A stream of celebrities – Uma Thurman, Christian Slater, Lynn Collins, Edi Gathegi, Minnie Driver – have attended Supper Club events. Elijah Wood deejayed at one cocktail party. Kevin Spacey attended a screening and after-party for a short film in which he starred.
According to Lonsdale, there are over 750 Supper Club members, half male and half female. Entry-level membership costs $1,000 a year, which gives access to at least six parties a year, and includes all food, drinks and entertainment costs.
A major attraction of the Supper Club is the food. Its closest rival, Chef’s Dinner Series, boasts two eminent chefs, David Bouley and Ted Allen but the Supper Club has attracted more award-winning chefs and cooking-show stars.
Our reporter in the line of duty. Photo credit: Jakub Studios Photographers
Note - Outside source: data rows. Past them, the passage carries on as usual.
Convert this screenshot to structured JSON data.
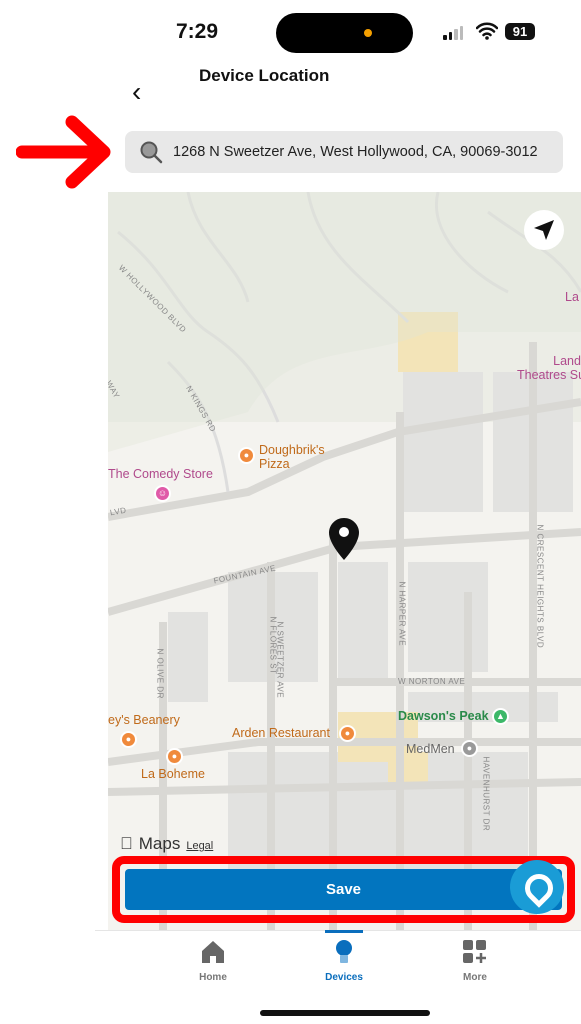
{
  "status_bar": {
    "time": "7:29",
    "battery": "91"
  },
  "header": {
    "title": "Device Location",
    "back_icon": "chevron-left-icon"
  },
  "search": {
    "value": "1268 N Sweetzer Ave, West Hollywood, CA, 90069-3012",
    "icon": "search-icon"
  },
  "annotation": {
    "arrow_color": "#ff0000",
    "highlight_color": "#ff0000"
  },
  "map": {
    "places": [
      {
        "name": "Doughbrik's Pizza",
        "line1": "Doughbrik's",
        "line2": "Pizza"
      },
      {
        "name": "The Comedy Store"
      },
      {
        "name": "Landmark Theatres Sunset",
        "line1": "Landmark",
        "line2": "Theatres Sunset"
      },
      {
        "name": "Dawson's Peak"
      },
      {
        "name": "Arden Restaurant"
      },
      {
        "name": "MedMen"
      },
      {
        "name": "La Boheme"
      },
      {
        "name": "ey's Beanery"
      },
      {
        "name": "La"
      }
    ],
    "streets": [
      "W HOLLYWOOD BLVD",
      "N KINGS RD",
      "FOUNTAIN AVE",
      "N SWEETZER AVE",
      "N HARPER AVE",
      "N CRESCENT HEIGHTS BLVD",
      "N FLORES ST",
      "N OLIVE DR",
      "W NORTON AVE",
      "HAVENHURST DR",
      "LVD",
      "WAY"
    ],
    "attribution": "Maps",
    "legal": "Legal",
    "pin_icon": "map-pin-icon",
    "locate_icon": "location-arrow-icon"
  },
  "save_button": {
    "label": "Save",
    "color": "#0275bf"
  },
  "tabbar": {
    "items": [
      {
        "label": "Home",
        "icon": "home-icon"
      },
      {
        "label": "Devices",
        "icon": "lightbulb-icon",
        "active": true
      },
      {
        "label": "More",
        "icon": "grid-plus-icon"
      }
    ],
    "active_color": "#0a6ebd"
  }
}
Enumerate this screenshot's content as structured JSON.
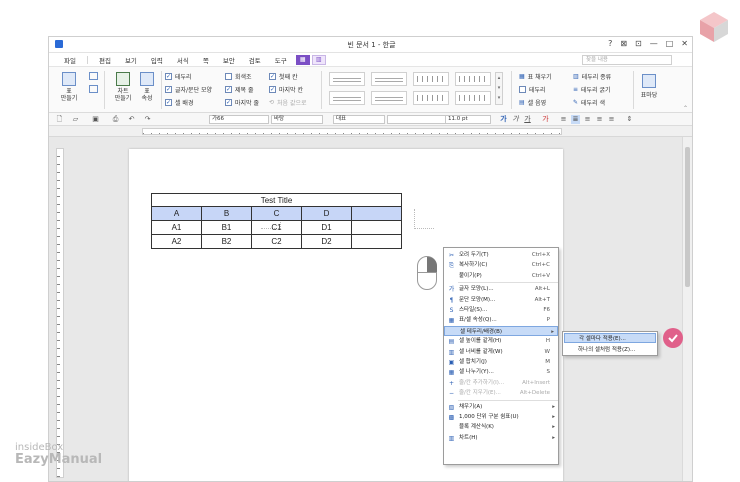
{
  "window": {
    "title": "빈 문서 1 - 한글"
  },
  "titlebar_controls": [
    "?",
    "⊠",
    "⊡",
    "—",
    "□",
    "✕"
  ],
  "menu": [
    "파일",
    "편집",
    "보기",
    "입력",
    "서식",
    "쪽",
    "보안",
    "검토",
    "도구"
  ],
  "search": {
    "placeholder": "찾을 내용"
  },
  "ribbon": {
    "table_make": "표\n만들기",
    "chart_make": "차트\n만들기",
    "table_props": "표\n속성",
    "checks": [
      {
        "label": "테두리",
        "checked": true
      },
      {
        "label": "글자/문단 모양",
        "checked": true
      },
      {
        "label": "셀 배경",
        "checked": true
      },
      {
        "label": "회색조",
        "checked": false
      },
      {
        "label": "제목 줄",
        "checked": true
      },
      {
        "label": "마지막 줄",
        "checked": true
      },
      {
        "label": "첫째 칸",
        "checked": true
      },
      {
        "label": "마지막 칸",
        "checked": true
      },
      {
        "label": "처음 값으로",
        "checked": false,
        "disabled": true
      }
    ],
    "right_items": [
      "표 채우기",
      "테두리",
      "셀 음영",
      "테두리 종류",
      "테두리 굵기",
      "테두리 색"
    ],
    "caption": "표마당"
  },
  "toolbar": {
    "style": "바탕",
    "style_prefix": "가66",
    "lang": "대표",
    "font": "",
    "size": "11.0",
    "unit": "pt"
  },
  "table": {
    "title": "Test Title",
    "headers": [
      "A",
      "B",
      "C",
      "D",
      ""
    ],
    "rows": [
      [
        "A1",
        "B1",
        "C1",
        "D1",
        ""
      ],
      [
        "A2",
        "B2",
        "C2",
        "D2",
        ""
      ]
    ]
  },
  "context_menu": [
    {
      "icon": "cut-icon",
      "glyph": "✂",
      "label": "오려 두기(T)",
      "shortcut": "Ctrl+X"
    },
    {
      "icon": "copy-icon",
      "glyph": "⎘",
      "label": "복사하기(C)",
      "shortcut": "Ctrl+C"
    },
    {
      "icon": "",
      "glyph": "",
      "label": "붙이기(P)",
      "shortcut": "Ctrl+V"
    },
    {
      "sep": true
    },
    {
      "icon": "char-shape-icon",
      "glyph": "가",
      "label": "글자 모양(L)...",
      "shortcut": "Alt+L"
    },
    {
      "icon": "para-shape-icon",
      "glyph": "¶",
      "label": "문단 모양(M)...",
      "shortcut": "Alt+T"
    },
    {
      "icon": "style-icon",
      "glyph": "S",
      "label": "스타일(S)...",
      "shortcut": "F6"
    },
    {
      "icon": "table-props-icon",
      "glyph": "▦",
      "label": "표/셀 속성(Q)...",
      "shortcut": "P"
    },
    {
      "label": "셀 테두리/배경(B)",
      "submenu": true,
      "highlight": true
    },
    {
      "icon": "row-height-icon",
      "glyph": "▤",
      "label": "셀 높이를 같게(H)",
      "shortcut": "H"
    },
    {
      "icon": "col-width-icon",
      "glyph": "▥",
      "label": "셀 너비를 같게(W)",
      "shortcut": "W"
    },
    {
      "icon": "merge-icon",
      "glyph": "▣",
      "label": "셀 합치기(J)",
      "shortcut": "M"
    },
    {
      "icon": "split-icon",
      "glyph": "▦",
      "label": "셀 나누기(Y)...",
      "shortcut": "S"
    },
    {
      "icon": "insert-icon",
      "glyph": "+",
      "label": "줄/칸 추가하기(I)...",
      "shortcut": "Alt+Insert",
      "disabled": true
    },
    {
      "icon": "delete-icon",
      "glyph": "−",
      "label": "줄/칸 지우기(E)...",
      "shortcut": "Alt+Delete",
      "disabled": true
    },
    {
      "sep": true
    },
    {
      "icon": "fill-icon",
      "glyph": "▧",
      "label": "채우기(A)",
      "submenu": true
    },
    {
      "icon": "thousands-icon",
      "glyph": "▩",
      "label": "1,000 단위 구분 쉼표(U)",
      "submenu": true
    },
    {
      "icon": "",
      "glyph": "",
      "label": "블록 계산식(K)",
      "submenu": true
    },
    {
      "icon": "chart-icon",
      "glyph": "▥",
      "label": "차트(H)",
      "submenu": true
    }
  ],
  "submenu": [
    "각 셀마다 적용(E)...",
    "하나의 셀처럼 적용(Z)..."
  ],
  "brand": {
    "line1": "insideBox",
    "line2": "EazyManual"
  },
  "colors": {
    "accent": "#7b4fc5",
    "selection": "#c7d6f7",
    "highlight": "#c7dbf7",
    "check": "#e0608a"
  }
}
One serious problem with The Supper Club is that’s impossible to control your calories. The deserts are sumptuous- at the Antoinette Fête, Lonsdale set up a ‘Let them Eat Cake’ table, populated by raspberry mille-feuilles, pear frangipane crisps and citron meringue tart.
That’s also true when it comes to booze. “Alcohol oils the wheels of conversation,” Lonsdale explains. “I make sure everyone’s kept well hydrated.”
Wine is a cornerstone of every Supper Club event. “We always work with the finest wine-makers to create beautifully paired meals,” Lonsdale says. The next Supper Club event, to be held in the private wine room at The Standard Grill in Manhattan, will feature a guided tasting of wines from the Huneeus family, which has vineyards in the Napa and Sonoma valleys.
The girl on the left has seemingly just made a very perceptive statement. Photo Credit: Jakub Studios Photographers
It’s not just New York and LA. Lonsdale runs an international traveling program called ‘The Passport Series’ and has led trips to Ibiza and South Africa. Adventures to Cuba, Uruguay, Argentina, Mexico and Spain are calendared for 2017.
With plans to start regular events in San Francisco and Chicago, there appears to be no horizon to the ambitions of Lonsdale- and other dining club supremos- to create playgrounds where millennial epicureans can forget their worries and the woes of their world.
For more information on how to join The Supper Club go to www.thesupperclubinc.com
As a special offer, the first 20 Heat Street readers to RSVP here are invited to attend one Supper Club event, in LA, Miami or New York, free of charge.